• Material shown:
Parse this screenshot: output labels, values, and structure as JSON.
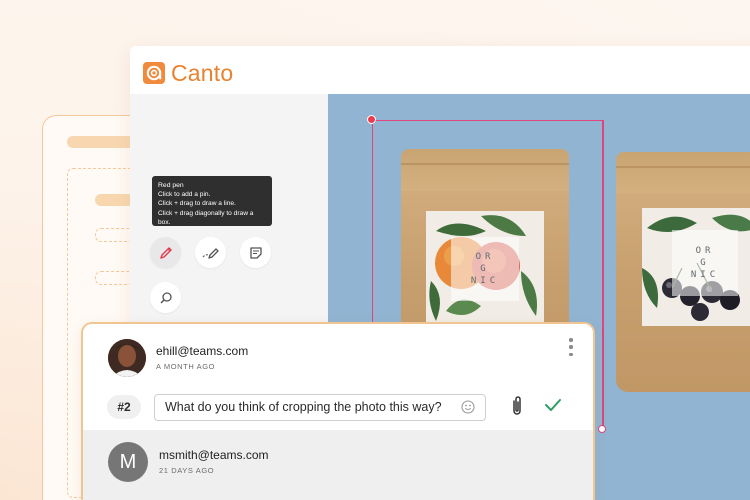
{
  "app": {
    "logo_text": "Canto"
  },
  "tooltip": {
    "title": "Red pen",
    "lines": [
      "Click to add a pin.",
      "Click + drag to draw a line.",
      "Click + drag diagonally to draw a box."
    ]
  },
  "tools": [
    {
      "icon": "red-pen-icon",
      "active": true
    },
    {
      "icon": "line-pen-icon",
      "active": false
    },
    {
      "icon": "note-icon",
      "active": false
    },
    {
      "icon": "zoom-icon",
      "active": false
    },
    {
      "icon": "magic-wand-icon",
      "active": false
    }
  ],
  "canvas": {
    "bag_text_left": [
      "OR",
      "G",
      "NIC"
    ],
    "bag_text_right": [
      "OR",
      "G",
      "NIC"
    ]
  },
  "comment": {
    "user": "ehill@teams.com",
    "time": "A MONTH AGO",
    "number": "#2",
    "reply_value": "What do you think of cropping the photo this way?"
  },
  "second_comment": {
    "initial": "M",
    "user": "msmith@teams.com",
    "time": "21 DAYS AGO"
  },
  "colors": {
    "accent": "#f08a3c",
    "selection": "#e0457b",
    "check": "#2e9d63",
    "canvas_bg": "#90b4d2"
  }
}
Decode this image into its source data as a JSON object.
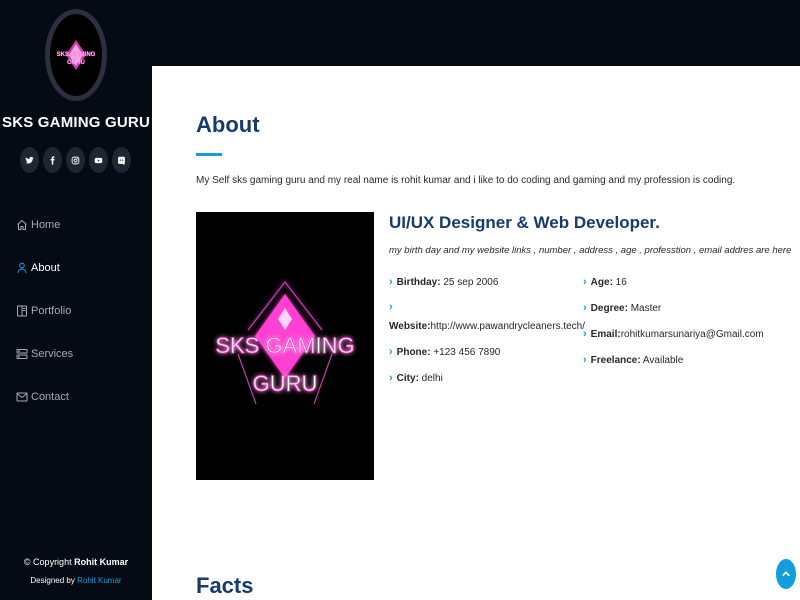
{
  "sidebar": {
    "logo_text": "SKS GAMING GURU",
    "site_name": "SKS GAMING GURU",
    "social": [
      {
        "icon": "twitter-icon",
        "glyph": "🐦"
      },
      {
        "icon": "facebook-icon",
        "glyph": "f"
      },
      {
        "icon": "instagram-icon",
        "glyph": "◎"
      },
      {
        "icon": "youtube-icon",
        "glyph": "▶"
      },
      {
        "icon": "discord-icon",
        "glyph": "◙"
      }
    ],
    "nav": [
      {
        "label": "Home",
        "icon": "home-icon",
        "active": false
      },
      {
        "label": "About",
        "icon": "person-icon",
        "active": true
      },
      {
        "label": "Portfolio",
        "icon": "portfolio-icon",
        "active": false
      },
      {
        "label": "Services",
        "icon": "server-icon",
        "active": false
      },
      {
        "label": "Contact",
        "icon": "envelope-icon",
        "active": false
      }
    ],
    "copyright_prefix": "© Copyright ",
    "copyright_name": "Rohit Kumar",
    "credits_prefix": "Designed by ",
    "credits_name": "Rohit Kumar"
  },
  "about": {
    "title": "About",
    "intro": "My Self sks gaming guru and my real name is rohit kumar and i like to do coding and gaming and my profession is coding.",
    "image_text_line1": "SKS GAMING",
    "image_text_line2": "GURU",
    "role": "UI/UX Designer & Web Developer.",
    "role_sub": "my birth day and my website links , number , address , age , professtion , email addres are here",
    "left_info": [
      {
        "label": "Birthday:",
        "value": " 25 sep 2006"
      },
      {
        "label": "Website:",
        "value": "http://www.pawandrycleaners.tech/"
      },
      {
        "label": "Phone:",
        "value": " +123 456 7890"
      },
      {
        "label": "City:",
        "value": " delhi"
      }
    ],
    "right_info": [
      {
        "label": "Age:",
        "value": " 16"
      },
      {
        "label": "Degree:",
        "value": " Master"
      },
      {
        "label": "Email:",
        "value": "rohitkumarsunariya@Gmail.com"
      },
      {
        "label": "Freelance:",
        "value": " Available"
      }
    ]
  },
  "facts": {
    "title": "Facts"
  },
  "colors": {
    "sidebar_bg": "#040b14",
    "accent": "#149ddd",
    "heading": "#173b6c",
    "neon_pink": "#ff4fd8"
  }
}
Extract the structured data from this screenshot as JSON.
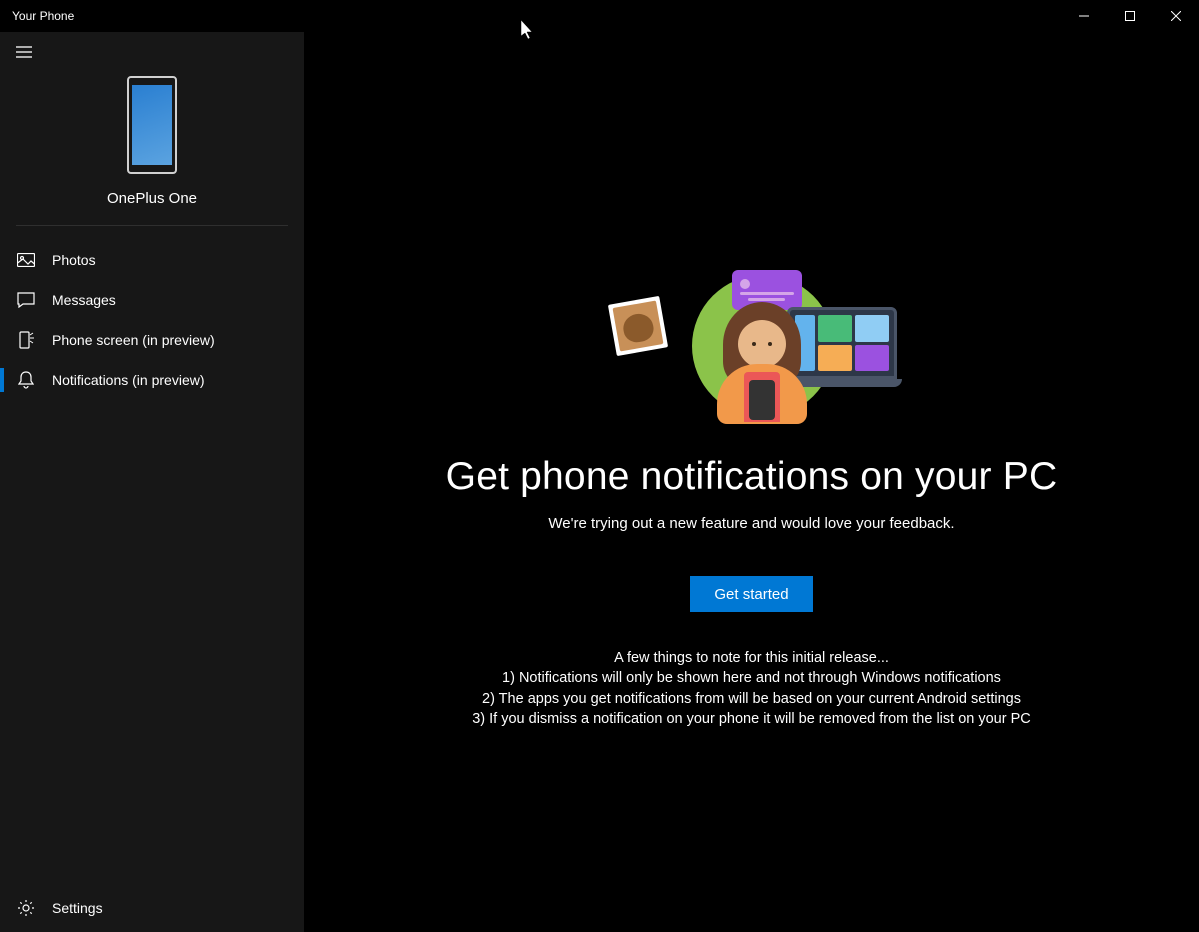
{
  "titlebar": {
    "app_title": "Your Phone"
  },
  "sidebar": {
    "phone_name": "OnePlus One",
    "nav": [
      {
        "label": "Photos"
      },
      {
        "label": "Messages"
      },
      {
        "label": "Phone screen (in preview)"
      },
      {
        "label": "Notifications (in preview)"
      }
    ],
    "settings_label": "Settings"
  },
  "main": {
    "heading": "Get phone notifications on your PC",
    "subheading": "We're trying out a new feature and would love your feedback.",
    "cta_label": "Get started",
    "notes_intro": "A few things to note for this initial release...",
    "notes": [
      "1) Notifications will only be shown here and not through Windows notifications",
      "2) The apps you get notifications from will be based on your current Android settings",
      "3) If you dismiss a notification on your phone it will be removed from the list on your PC"
    ]
  }
}
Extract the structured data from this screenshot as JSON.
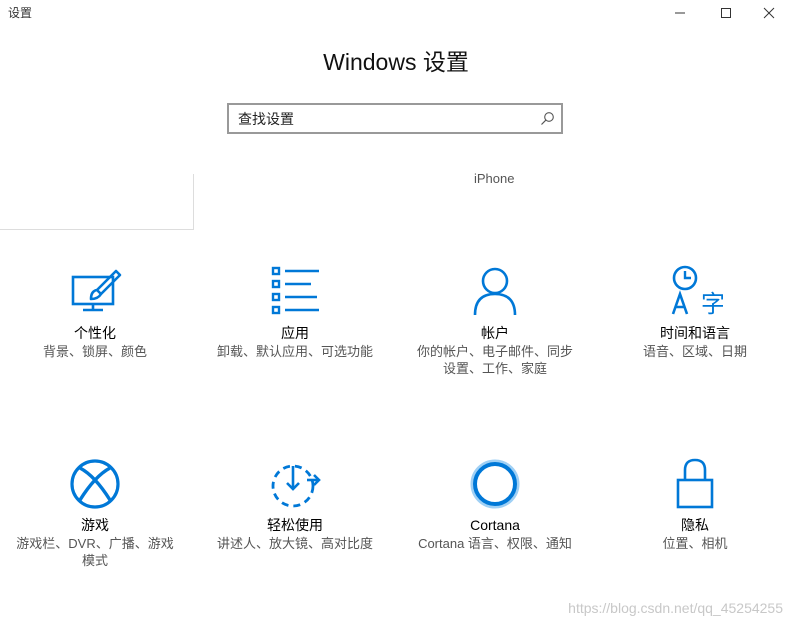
{
  "window": {
    "title": "设置",
    "minimize_label": "minimize",
    "maximize_label": "maximize",
    "close_label": "close"
  },
  "header": {
    "title": "Windows 设置"
  },
  "search": {
    "placeholder": "查找设置"
  },
  "partial_row": {
    "right_label": "iPhone"
  },
  "tiles": [
    {
      "name": "个性化",
      "desc": "背景、锁屏、颜色",
      "icon": "personalization-icon"
    },
    {
      "name": "应用",
      "desc": "卸载、默认应用、可选功能",
      "icon": "apps-icon"
    },
    {
      "name": "帐户",
      "desc": "你的帐户、电子邮件、同步设置、工作、家庭",
      "icon": "account-icon"
    },
    {
      "name": "时间和语言",
      "desc": "语音、区域、日期",
      "icon": "time-language-icon"
    },
    {
      "name": "游戏",
      "desc": "游戏栏、DVR、广播、游戏模式",
      "icon": "xbox-icon"
    },
    {
      "name": "轻松使用",
      "desc": "讲述人、放大镜、高对比度",
      "icon": "ease-of-access-icon"
    },
    {
      "name": "Cortana",
      "desc": "Cortana 语言、权限、通知",
      "icon": "cortana-icon"
    },
    {
      "name": "隐私",
      "desc": "位置、相机",
      "icon": "lock-icon"
    }
  ],
  "watermark": "https://blog.csdn.net/qq_45254255",
  "colors": {
    "accent": "#0078d7"
  }
}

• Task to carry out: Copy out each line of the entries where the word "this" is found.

• Answer space:
Parse this screenshot: output labels, values, and structure as JSON.
    "reply_value": "What do you think of cropping the photo this way?"
Decode this image into its source data as a JSON object.
Extract the structured data from this screenshot as JSON.
    "notes_intro": "A few things to note for this initial release...",
Extract the structured data from this screenshot as JSON.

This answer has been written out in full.